## AIM OF THE EXERCISE:
Find every line in the records below that holds the word "Time", and copy it out.

Dataset rows for apps and sites:
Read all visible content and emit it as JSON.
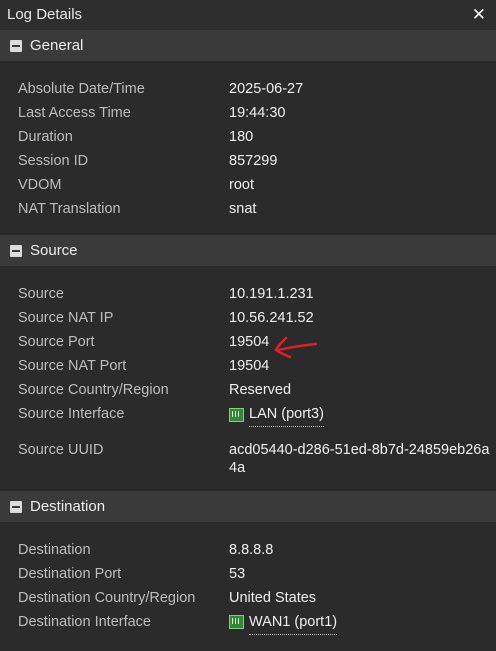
{
  "window": {
    "title": "Log Details",
    "close_icon": "close-icon"
  },
  "sections": {
    "general": {
      "title": "General",
      "rows": [
        {
          "key": "Absolute Date/Time",
          "value": "2025-06-27"
        },
        {
          "key": "Last Access Time",
          "value": "19:44:30"
        },
        {
          "key": "Duration",
          "value": "180"
        },
        {
          "key": "Session ID",
          "value": "857299"
        },
        {
          "key": "VDOM",
          "value": "root"
        },
        {
          "key": "NAT Translation",
          "value": "snat"
        }
      ]
    },
    "source": {
      "title": "Source",
      "rows": [
        {
          "key": "Source",
          "value": "10.191.1.231"
        },
        {
          "key": "Source NAT IP",
          "value": "10.56.241.52"
        },
        {
          "key": "Source Port",
          "value": "19504"
        },
        {
          "key": "Source NAT Port",
          "value": "19504"
        },
        {
          "key": "Source Country/Region",
          "value": "Reserved"
        },
        {
          "key": "Source Interface",
          "value": "LAN (port3)",
          "icon": "network-interface-icon"
        },
        {
          "key": "Source UUID",
          "value": "acd05440-d286-51ed-8b7d-24859eb26a4a"
        }
      ]
    },
    "destination": {
      "title": "Destination",
      "rows": [
        {
          "key": "Destination",
          "value": "8.8.8.8"
        },
        {
          "key": "Destination Port",
          "value": "53"
        },
        {
          "key": "Destination Country/Region",
          "value": "United States"
        },
        {
          "key": "Destination Interface",
          "value": "WAN1 (port1)",
          "icon": "network-interface-icon"
        }
      ]
    }
  },
  "colors": {
    "background": "#2b2b2b",
    "header": "#3a3a3a",
    "interface_icon": "#2f8a33",
    "annotation": "#e02020"
  }
}
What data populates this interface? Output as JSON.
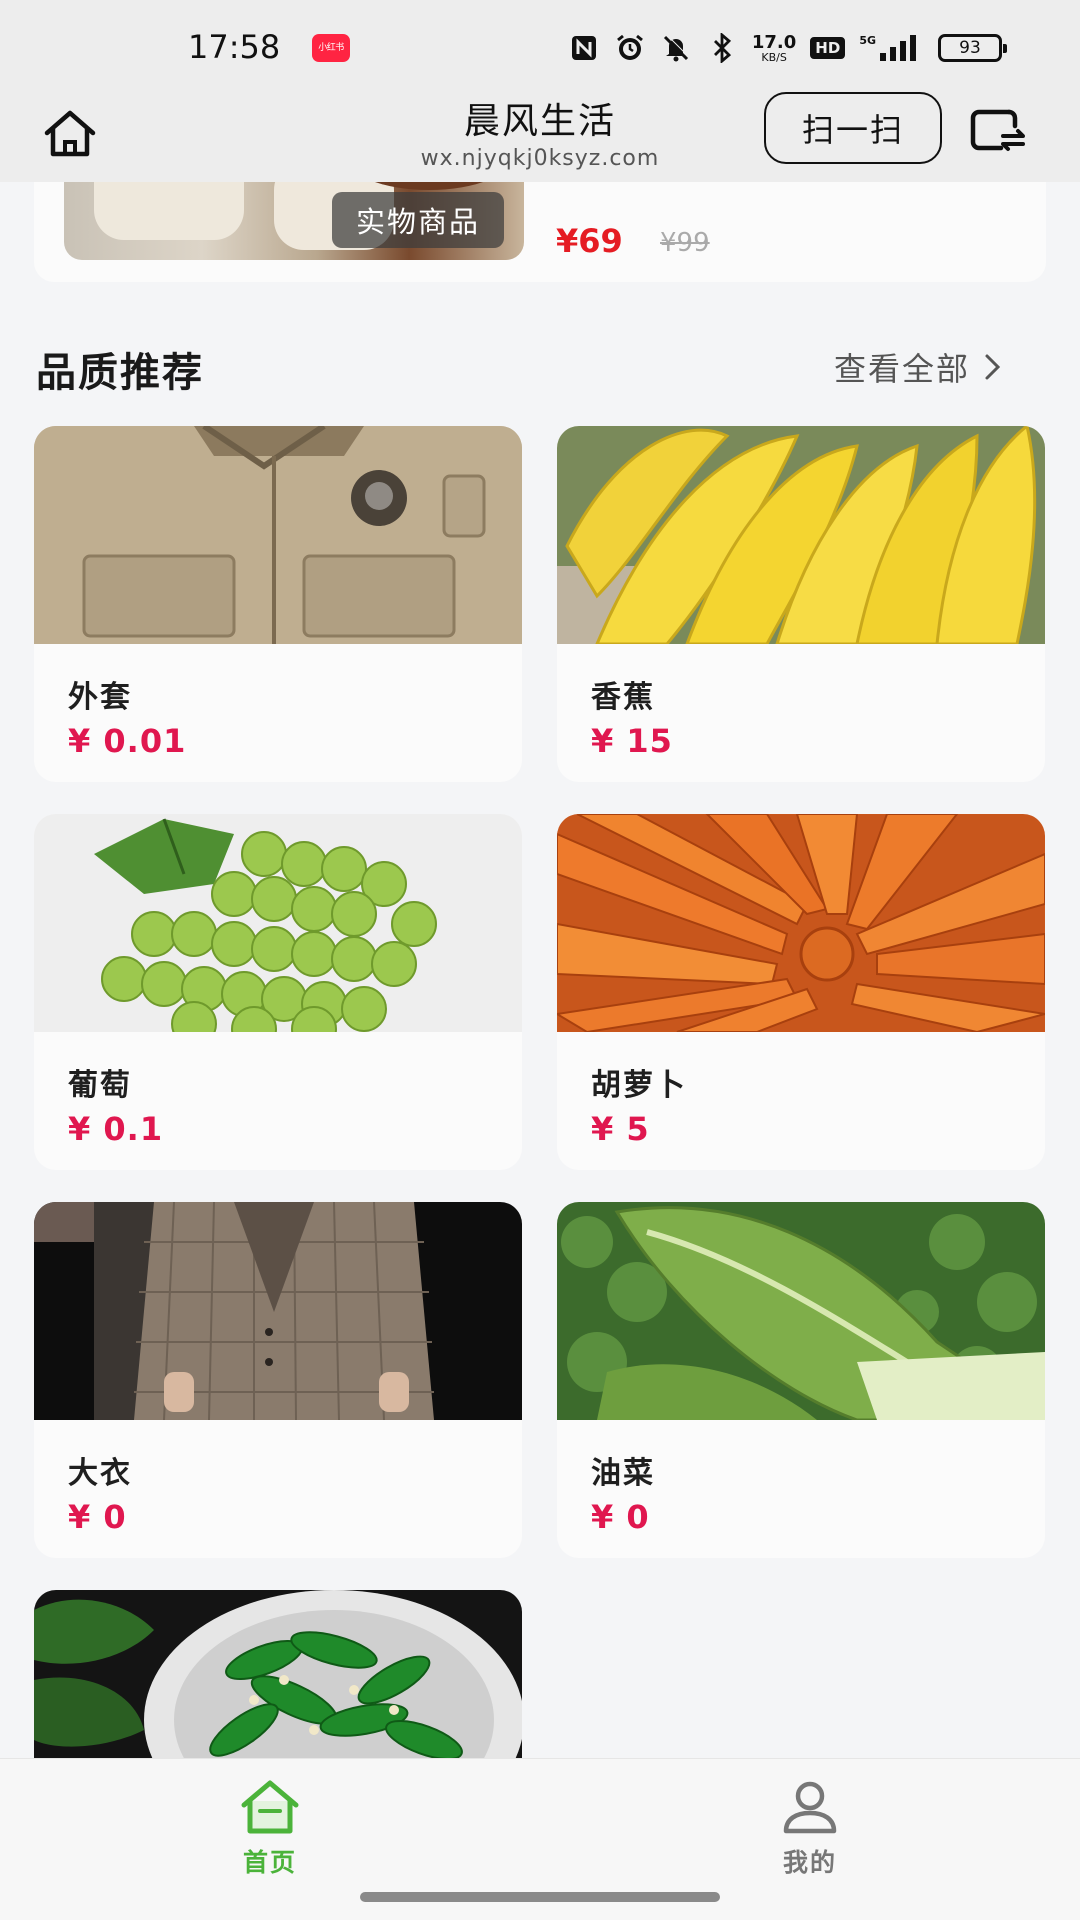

## RESULT OF THE EXERCISE:
          "key": "Absolute Date/Time",
          "key": "Last Access Time",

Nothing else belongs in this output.